Component data from apps and pages
====

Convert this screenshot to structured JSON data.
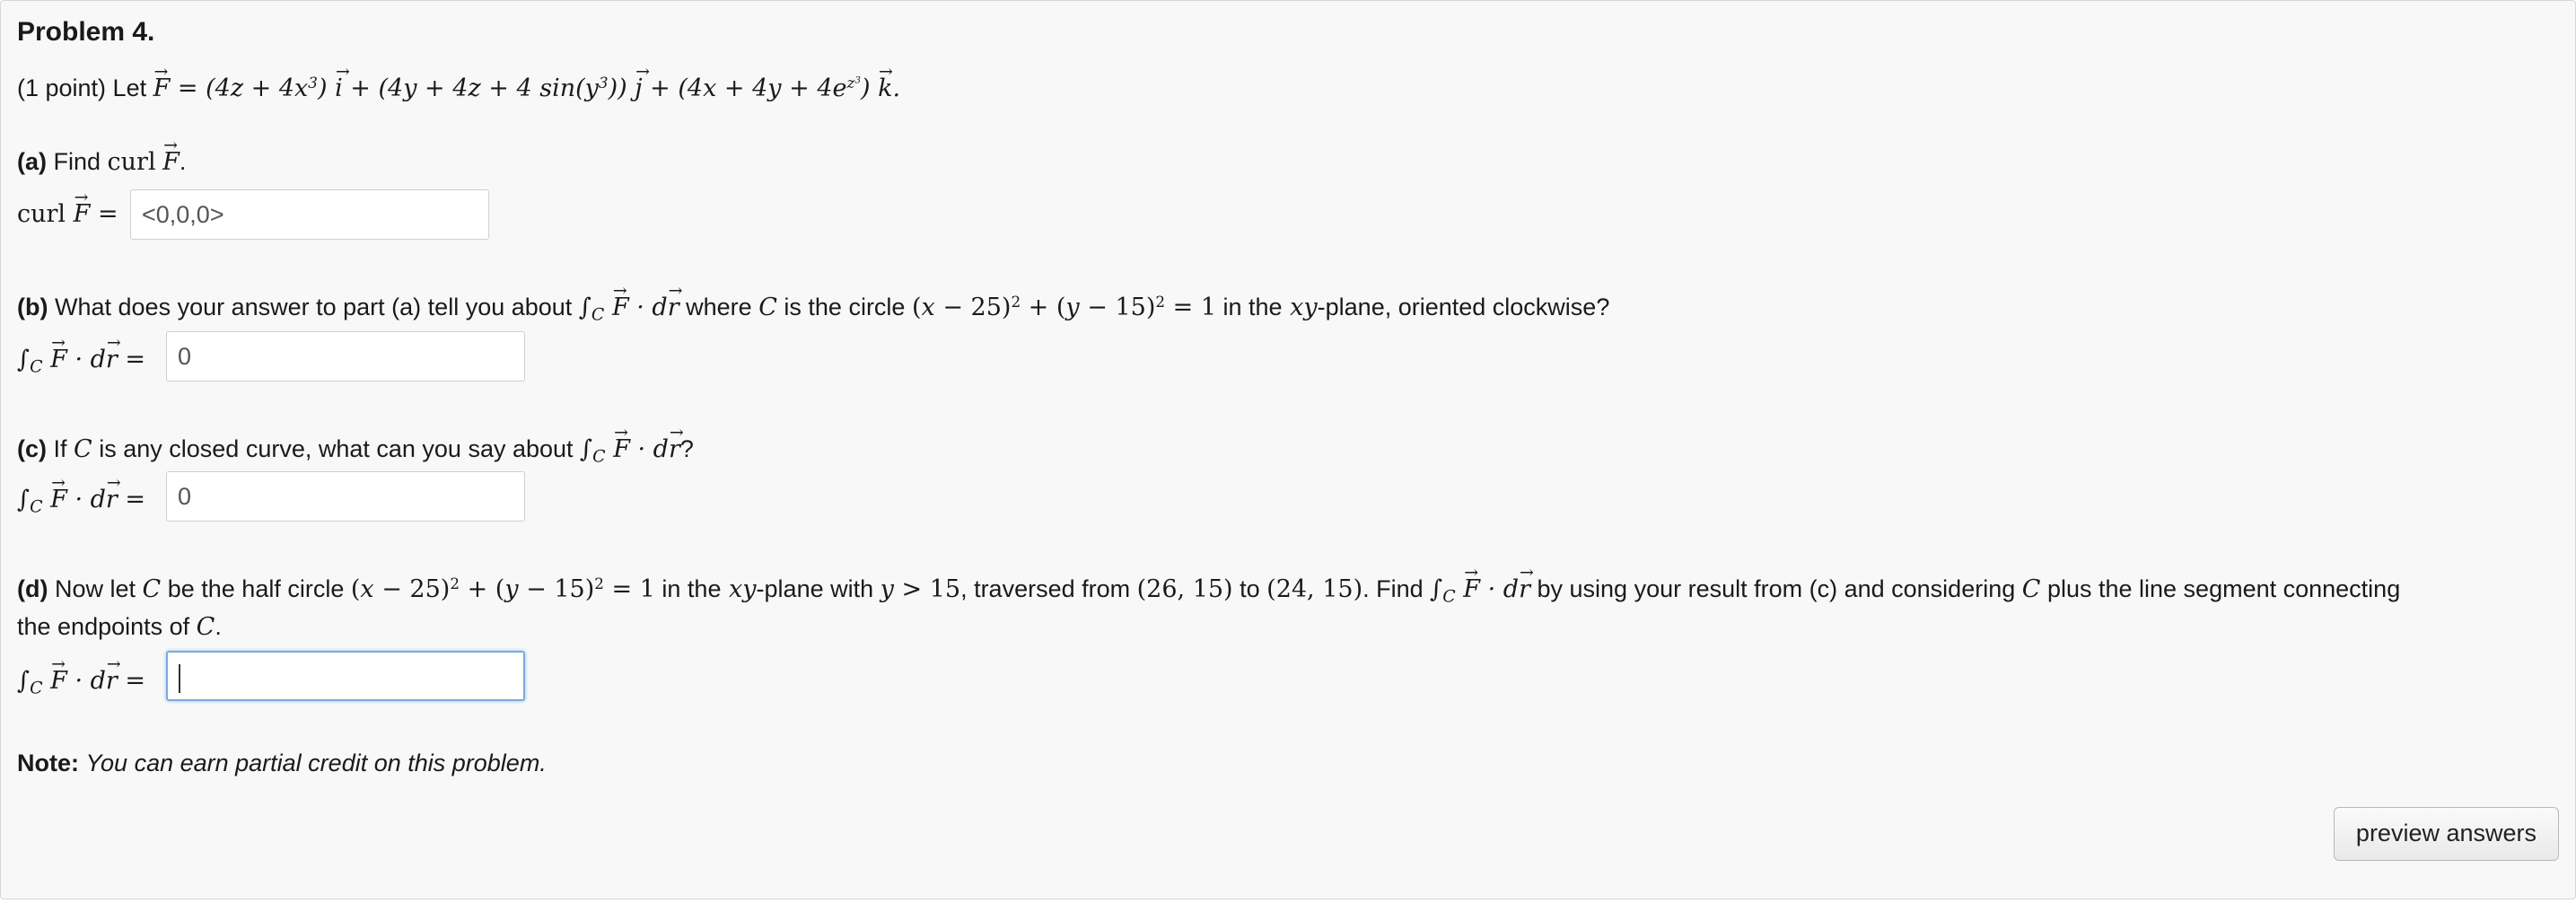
{
  "problem": {
    "title": "Problem 4.",
    "intro_prefix": "(1 point) Let",
    "field_math": "= (4z + 4x³) i + (4y + 4z + 4 sin(y³)) j + (4x + 4y + 4e^{z³}) k."
  },
  "part_a": {
    "label": "(a)",
    "prompt": "Find curl F.",
    "lhs": "curl F =",
    "answer_value": "<0,0,0>"
  },
  "part_b": {
    "label": "(b)",
    "prompt_1": "What does your answer to part (a) tell you about",
    "prompt_2": "where",
    "prompt_3": "is the circle",
    "prompt_4": "in the",
    "prompt_5": "-plane, oriented clockwise?",
    "answer_value": "0"
  },
  "part_c": {
    "label": "(c)",
    "prompt_1": "If",
    "prompt_2": "is any closed curve, what can you say about",
    "answer_value": "0"
  },
  "part_d": {
    "label": "(d)",
    "prompt_1": "Now let",
    "prompt_2": "be the half circle",
    "prompt_3": "in the",
    "prompt_4": "-plane with",
    "prompt_5": ", traversed from",
    "prompt_6": "to",
    "prompt_7": ". Find",
    "prompt_8": "by using your result from (c) and considering",
    "prompt_9": "plus the line segment connecting",
    "prompt_10": "the endpoints of",
    "answer_value": ""
  },
  "note": {
    "label": "Note:",
    "text": "You can earn partial credit on this problem."
  },
  "buttons": {
    "preview_label": "preview answers"
  }
}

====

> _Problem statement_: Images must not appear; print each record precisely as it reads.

> _Response area_:
Convert this screenshot to structured JSON data.
{
  "problem": {
    "title": "Problem 4.",
    "intro_prefix": "(1 point) Let",
    "field_math": "= (4z + 4x³) i + (4y + 4z + 4 sin(y³)) j + (4x + 4y + 4e^{z³}) k."
  },
  "part_a": {
    "label": "(a)",
    "prompt": "Find curl F.",
    "lhs": "curl F =",
    "answer_value": "<0,0,0>"
  },
  "part_b": {
    "label": "(b)",
    "prompt_1": "What does your answer to part (a) tell you about",
    "prompt_2": "where",
    "prompt_3": "is the circle",
    "prompt_4": "in the",
    "prompt_5": "-plane, oriented clockwise?",
    "answer_value": "0"
  },
  "part_c": {
    "label": "(c)",
    "prompt_1": "If",
    "prompt_2": "is any closed curve, what can you say about",
    "answer_value": "0"
  },
  "part_d": {
    "label": "(d)",
    "prompt_1": "Now let",
    "prompt_2": "be the half circle",
    "prompt_3": "in the",
    "prompt_4": "-plane with",
    "prompt_5": ", traversed from",
    "prompt_6": "to",
    "prompt_7": ". Find",
    "prompt_8": "by using your result from (c) and considering",
    "prompt_9": "plus the line segment connecting",
    "prompt_10": "the endpoints of",
    "answer_value": ""
  },
  "note": {
    "label": "Note:",
    "text": "You can earn partial credit on this problem."
  },
  "buttons": {
    "preview_label": "preview answers"
  }
}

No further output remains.